HC Deb 28 April 1890 vol 343 cc1517-8
MR. KIMBER (Wandsworth)

I beg to ask the Chancellor of the Exchequer whether, before he finally decides upon the question of hall-marking of Indian silver plate, of rupee standard, he will cause inquiry to be made respecting the practice of "soldering" in India on the part of native workmen; whether this practice varies immensely: whether any fixed standard would apply to Indian art workmanship; and, whether, in view of the valuable Reports of Her Majesty's Consuls, in Parliamentary Paper, No. 59, Foreign Countries (Gold and Silver Marking), it is the intention of Her Majesty's Government, before proceeding to amend the laws relating to the hallmarking of gold and silver wares, to refer the matter to a Select Committee?


So far as this question refers to India, I can assure the hon. Member that nothing will be done without lose consultation with the Government of India, and we are now in communication with the Indian Government on the subject. As regards the modifications in hall-marking law, they are so very slight that we see no necessity for referring this matter to a Select Committee.

*MR. SCHWANN (Manchester, N.)

Will the right hon. Gentleman say whether the Government have decided to prolong the date for the abolition of the duty on gold plate?


No; I find it is not possible to prolong the date. We have satisfied ourselves that although we might meet some difficulties by postponement, yet out of this new difficulties would arise.

MR. MUNDELLA (Sheffield, Brightside)

Will the right hon. Gentleman say when the proposal for the change in hall-marking will be before the House?

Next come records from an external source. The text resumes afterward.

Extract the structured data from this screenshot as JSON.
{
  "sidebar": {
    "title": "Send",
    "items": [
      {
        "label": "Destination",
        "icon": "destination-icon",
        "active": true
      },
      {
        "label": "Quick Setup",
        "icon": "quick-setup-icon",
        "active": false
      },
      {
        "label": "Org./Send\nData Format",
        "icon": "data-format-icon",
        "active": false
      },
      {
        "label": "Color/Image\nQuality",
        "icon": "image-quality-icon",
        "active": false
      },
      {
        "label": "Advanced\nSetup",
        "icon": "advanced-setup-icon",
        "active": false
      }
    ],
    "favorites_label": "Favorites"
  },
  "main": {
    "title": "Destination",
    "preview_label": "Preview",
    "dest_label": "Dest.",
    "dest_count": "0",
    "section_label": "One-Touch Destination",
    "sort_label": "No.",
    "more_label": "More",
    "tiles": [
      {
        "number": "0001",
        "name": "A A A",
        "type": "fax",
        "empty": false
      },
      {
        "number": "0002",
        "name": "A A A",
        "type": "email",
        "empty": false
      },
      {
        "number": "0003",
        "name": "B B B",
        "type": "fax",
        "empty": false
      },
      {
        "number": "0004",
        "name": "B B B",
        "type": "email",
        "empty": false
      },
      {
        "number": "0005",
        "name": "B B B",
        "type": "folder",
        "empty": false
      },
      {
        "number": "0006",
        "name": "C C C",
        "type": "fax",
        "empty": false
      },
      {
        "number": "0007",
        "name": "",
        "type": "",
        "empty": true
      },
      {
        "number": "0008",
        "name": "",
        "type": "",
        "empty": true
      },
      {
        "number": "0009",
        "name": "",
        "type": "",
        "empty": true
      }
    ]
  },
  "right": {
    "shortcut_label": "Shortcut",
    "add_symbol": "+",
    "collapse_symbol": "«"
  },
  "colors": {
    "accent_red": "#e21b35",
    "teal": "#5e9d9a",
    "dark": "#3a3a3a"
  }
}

Practically, only technical changes will be necessary to break the connection between the levying of the duty and hall-marking; it will not be necessary to make any material alteration of the law in relation to hall-marking.